(2.) Heb rosh, "a head," a poisonous plant (De 29:18), growing luxuriantly (Ho 10:4), of a bitter taste (Ps 69:21; La 3:5), and coupled with wormwood; probably the poppy. This word is rendered "gall", q.v., (De 29:18; 32:33; Ps 69:21; Jer 8:14, etc.), "hemlock" (Ho 10:4; Am 6:12), and "poison" (Job 20:16), "the poison of asps," showing that the rosh was not exclusively a vegetable poison.
chemah, from a root "to be hot" (De 32:24,33,). Ps 58:4; 140:3, "of serpents." In Job 6:4 allusion is made to poisoned arrows, symbolizing the burning pains which penetrated into Job's inmost parts ("spirit" as contrasted with surface flesh wounds of his body). Pliny (xi. 115) mentions that the Scythians poisoned their arrows with viper's venom mixed with human blood; a scratch of such arrows proved fatal.
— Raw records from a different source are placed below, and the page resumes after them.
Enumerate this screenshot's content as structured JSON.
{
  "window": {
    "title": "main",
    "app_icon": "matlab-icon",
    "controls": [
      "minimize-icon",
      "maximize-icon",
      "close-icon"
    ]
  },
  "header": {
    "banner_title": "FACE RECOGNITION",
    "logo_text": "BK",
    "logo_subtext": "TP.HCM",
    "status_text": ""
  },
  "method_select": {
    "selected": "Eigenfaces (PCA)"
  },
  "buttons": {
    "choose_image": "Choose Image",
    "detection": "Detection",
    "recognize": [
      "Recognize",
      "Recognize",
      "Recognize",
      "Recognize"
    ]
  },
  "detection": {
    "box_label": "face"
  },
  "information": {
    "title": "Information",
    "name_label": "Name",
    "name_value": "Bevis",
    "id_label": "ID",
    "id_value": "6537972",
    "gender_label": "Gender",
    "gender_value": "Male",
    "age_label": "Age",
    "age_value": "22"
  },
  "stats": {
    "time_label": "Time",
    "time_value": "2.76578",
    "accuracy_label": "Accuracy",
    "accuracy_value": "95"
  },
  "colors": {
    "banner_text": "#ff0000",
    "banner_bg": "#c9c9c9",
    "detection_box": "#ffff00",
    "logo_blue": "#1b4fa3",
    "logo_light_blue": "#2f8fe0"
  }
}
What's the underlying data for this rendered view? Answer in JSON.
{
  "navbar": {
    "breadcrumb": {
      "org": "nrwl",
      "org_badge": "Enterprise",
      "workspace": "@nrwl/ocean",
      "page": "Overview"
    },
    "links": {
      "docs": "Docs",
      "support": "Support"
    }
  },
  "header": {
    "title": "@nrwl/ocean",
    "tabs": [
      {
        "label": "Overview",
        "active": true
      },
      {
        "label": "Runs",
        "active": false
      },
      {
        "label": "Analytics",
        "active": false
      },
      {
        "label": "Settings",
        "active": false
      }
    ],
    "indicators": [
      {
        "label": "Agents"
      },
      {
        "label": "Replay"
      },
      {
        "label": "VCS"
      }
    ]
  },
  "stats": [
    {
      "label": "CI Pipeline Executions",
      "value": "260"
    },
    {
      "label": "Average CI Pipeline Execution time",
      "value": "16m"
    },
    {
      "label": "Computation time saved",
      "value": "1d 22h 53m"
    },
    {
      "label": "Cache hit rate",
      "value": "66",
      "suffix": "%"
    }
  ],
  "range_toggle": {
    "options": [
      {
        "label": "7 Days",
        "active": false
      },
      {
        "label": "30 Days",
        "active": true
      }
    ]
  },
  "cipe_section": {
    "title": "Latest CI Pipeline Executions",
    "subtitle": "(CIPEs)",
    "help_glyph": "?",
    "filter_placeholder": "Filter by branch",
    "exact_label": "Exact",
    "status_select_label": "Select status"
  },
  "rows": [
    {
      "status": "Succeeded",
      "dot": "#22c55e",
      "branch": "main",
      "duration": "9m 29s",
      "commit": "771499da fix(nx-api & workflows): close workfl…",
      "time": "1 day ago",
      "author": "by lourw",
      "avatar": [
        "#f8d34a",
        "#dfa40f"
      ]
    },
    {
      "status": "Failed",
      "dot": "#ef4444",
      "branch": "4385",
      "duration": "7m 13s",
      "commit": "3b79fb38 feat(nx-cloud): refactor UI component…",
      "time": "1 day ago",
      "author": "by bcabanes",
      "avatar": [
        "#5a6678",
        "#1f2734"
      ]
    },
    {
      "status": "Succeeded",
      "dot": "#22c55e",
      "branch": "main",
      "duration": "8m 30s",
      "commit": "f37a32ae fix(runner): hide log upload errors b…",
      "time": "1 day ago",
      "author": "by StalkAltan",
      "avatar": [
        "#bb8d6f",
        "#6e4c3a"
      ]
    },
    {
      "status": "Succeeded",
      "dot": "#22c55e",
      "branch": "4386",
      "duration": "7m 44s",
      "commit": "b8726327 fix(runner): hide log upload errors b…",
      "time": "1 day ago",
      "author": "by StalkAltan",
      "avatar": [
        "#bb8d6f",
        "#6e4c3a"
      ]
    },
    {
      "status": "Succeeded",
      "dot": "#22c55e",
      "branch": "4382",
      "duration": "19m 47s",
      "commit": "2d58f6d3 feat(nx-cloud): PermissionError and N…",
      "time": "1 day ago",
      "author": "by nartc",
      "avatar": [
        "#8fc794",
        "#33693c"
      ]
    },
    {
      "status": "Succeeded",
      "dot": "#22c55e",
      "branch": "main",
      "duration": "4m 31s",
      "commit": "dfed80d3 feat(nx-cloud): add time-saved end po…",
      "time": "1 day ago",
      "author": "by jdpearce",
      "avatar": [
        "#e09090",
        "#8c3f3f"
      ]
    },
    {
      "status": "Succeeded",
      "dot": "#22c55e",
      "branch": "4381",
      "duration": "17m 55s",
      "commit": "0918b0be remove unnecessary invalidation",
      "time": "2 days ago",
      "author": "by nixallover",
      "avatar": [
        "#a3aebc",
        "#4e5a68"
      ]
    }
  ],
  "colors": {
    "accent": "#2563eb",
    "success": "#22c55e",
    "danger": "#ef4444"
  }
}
Also Arab pirates on the Red Sea used poisoned arrows (texicon, or toxicum from toxon a "bow", became the term for poison, so common was the usage). The Jews never adopted the barbarous custom. Ro'sh; De 32:32; 29:18; Ps 69:21; La 3:19; Am 6:12. (See GALL.); Jer 8:14 margin.
The poison of serpents and of asps is used in scripture symbolically for the judgement of God and for the malignity inherent in the wicked. De 32:24,33; Job 6:4; 20:16; Ps 58:4; 140:3; Ro 3:13. The tongue is "an unruly evil, full of deadly poison." Jas 3:8. Job 6:4 apparently alludes to arrows being poisoned.